In five regions of the Bié province, PIN has coordinated community programs dedicated to combating child malnutrition. We have trained 560 community health volunteers in the villages on how to identify child malnutrition and how to properly treat it. We have examined 300 000 children, and more than 40 000 malnurished kids have received treatment thanks to the provided protein supplment feeding. On a weekly or bi-weekly basis, children were checked for case of complications or lack of improvement, and if any problems arose, they were reffered to the Health center unit for malnutrition.
Also, we have taught parents about hygine and nutrition habits so that they can help prevent malnutirtion in their households.
Before the end of 2013, at the end of the program, we managed to persuade local goverment to independently continue the program. We have helped them prepare budgets and now, in 2014, we support them in effective cooperation with the community health volunteers. We teach both the officials and the volunteers how to gather data and report and analyse it. The role of the suprevisors is to provide assistance and support to the volunteers. In schools, we also train the teachers about malnutirtion prevention and essential good habits which are later transfered to the children. In the communites, we organise demonstrative cooking classes.
Hygiene education in rural areas
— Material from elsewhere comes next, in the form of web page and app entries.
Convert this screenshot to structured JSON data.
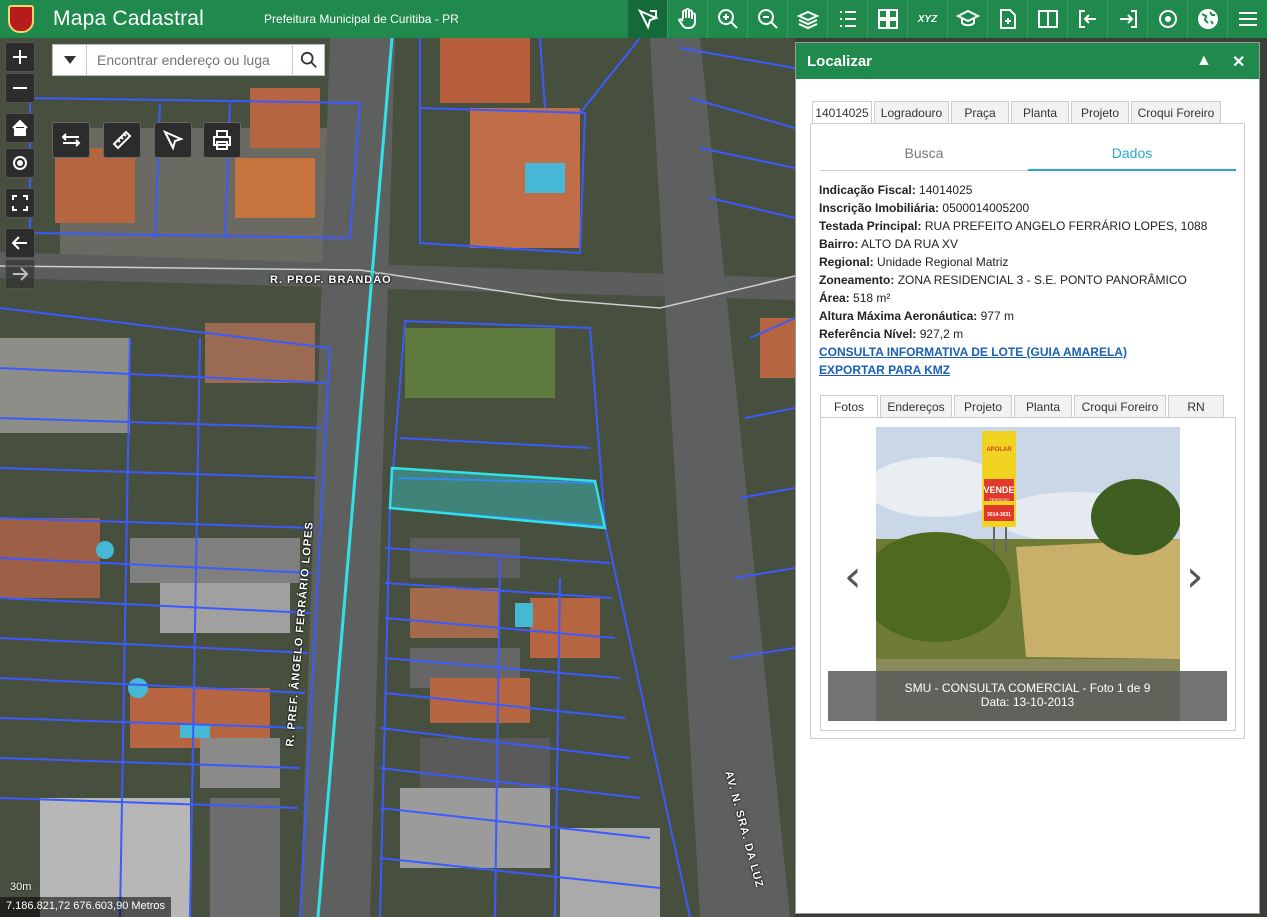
{
  "topbar": {
    "app_title": "Mapa Cadastral",
    "app_subtitle": "Prefeitura Municipal de Curitiba - PR",
    "tools": [
      {
        "icon": "identify-icon",
        "active": true
      },
      {
        "icon": "pan-hand-icon"
      },
      {
        "icon": "zoom-in-icon"
      },
      {
        "icon": "zoom-out-icon"
      },
      {
        "icon": "layers-icon"
      },
      {
        "icon": "list-icon"
      },
      {
        "icon": "grid-icon"
      },
      {
        "icon": "xyz-icon",
        "text": "XYZ"
      },
      {
        "icon": "graduation-cap-icon"
      },
      {
        "icon": "add-document-icon"
      },
      {
        "icon": "split-view-icon"
      },
      {
        "icon": "import-icon"
      },
      {
        "icon": "export-icon"
      },
      {
        "icon": "location-dot-icon"
      },
      {
        "icon": "globe-icon"
      },
      {
        "icon": "menu-icon"
      }
    ]
  },
  "map": {
    "search_placeholder": "Encontrar endereço ou luga",
    "street_labels": {
      "prof_brandao": "R. PROF. BRANDÃO",
      "angelo_ferrario": "R. PREF. ÂNGELO FERRÁRIO LOPES",
      "sra_da_luz": "AV. N. SRA. DA LUZ"
    },
    "coordinates": "7.186.821,72 676.603,90 Metros",
    "scale": "30m"
  },
  "panel": {
    "title": "Localizar",
    "top_tabs": [
      "14014025",
      "Logradouro",
      "Praça",
      "Planta",
      "Projeto",
      "Croqui Foreiro"
    ],
    "sub_tabs": [
      "Busca",
      "Dados"
    ],
    "fields": [
      {
        "label": "Indicação Fiscal:",
        "value": "14014025"
      },
      {
        "label": "Inscrição Imobiliária:",
        "value": "0500014005200"
      },
      {
        "label": "Testada Principal:",
        "value": "RUA PREFEITO ANGELO FERRÁRIO LOPES, 1088"
      },
      {
        "label": "Bairro:",
        "value": "ALTO DA RUA XV"
      },
      {
        "label": "Regional:",
        "value": "Unidade Regional Matriz"
      },
      {
        "label": "Zoneamento:",
        "value": "ZONA RESIDENCIAL 3 - S.E. PONTO PANORÂMICO"
      },
      {
        "label": "Área:",
        "value": "518 m²"
      },
      {
        "label": "Altura Máxima Aeronáutica:",
        "value": "977 m"
      },
      {
        "label": "Referência Nível:",
        "value": "927,2 m"
      }
    ],
    "links": [
      "CONSULTA INFORMATIVA DE LOTE (GUIA AMARELA)",
      "EXPORTAR PARA KMZ"
    ],
    "photo_tabs": [
      "Fotos",
      "Endereços",
      "Projeto",
      "Planta",
      "Croqui Foreiro",
      "RN"
    ],
    "photo": {
      "sign_brand": "APOLAR",
      "sign_sale": "VENDE",
      "sign_sub": "TERRENO",
      "sign_phone": "3014-3031",
      "caption_line1": "SMU - CONSULTA COMERCIAL - Foto 1 de 9",
      "caption_line2": "Data: 13-10-2013"
    }
  }
}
The most common diseases in Angola are those whose risk can be greatly reduced by practicing basic hygiene habits and improving access to drinking water. Therefore, People in Need has trained hundreds of villagers, health volunteers, teachers and pupils in the five regions of the Bie province in basic hygiene.
We use simple participation methods, such as PHAST or CLTS, that provide people with information and new skills while simultaneously motivating them. For example, we show them how much money they spend on medical treaments, how many crops they’ll loose if they stay home sick instead of going to work in the fields, and the fact that because they don’t use latrines, they transmit their neighbors excretions into their homes, food and water. These educational methods successfully motivate individuals and communities to build their own latrines, treat drinking water, and care about the cleanliness and health of the whole family.
130,000 people from 230 villages have already taken and passed the hygiene and sanitation awareness sessions. As a result, half of them have built their own latrine, have begun to wash their hands and have been observing other basic habits.At the same time, we are trying to expand the local market and increass access to basic sanitation and hygiene materials such as concrete slabs for latrines, construction materials, soap, disinfectant, spareparts for repairing pumps etc.
Construction of wells and waste management
In the region of Andulo, which is in the province Bie, PIN residents participated by building five wells in the villages.The organization focuses on repairing existing water resources and especially trying to carry out the management of locals and water authorities through caucuses. In the communities, they are implementing administrative systems where citizens can contribute to the repair fund from fees for the use of wells. Educational activities aim to encourage people to use drinking water, even if it has a fee.People in Need also supports the expansion of the market for spare parts for wells and other hygiene aids. It tries to combine the mutual supply and demand of the population and local authorities, on the one hand and the retail and wholesale businesses on the other. In addition, the organization develops innovative designed hand pumps, which can be built from cheap and locally available materials and components.
In collaboration with residents and town government of Cuemba, People in Need has built an ecological landfill and municipal waste collection points. At the same time they have trained a local waste management company to manage the whole system of hazardous waste management. Residents, students and farmers have developed ways to handle the secondary waste and composted.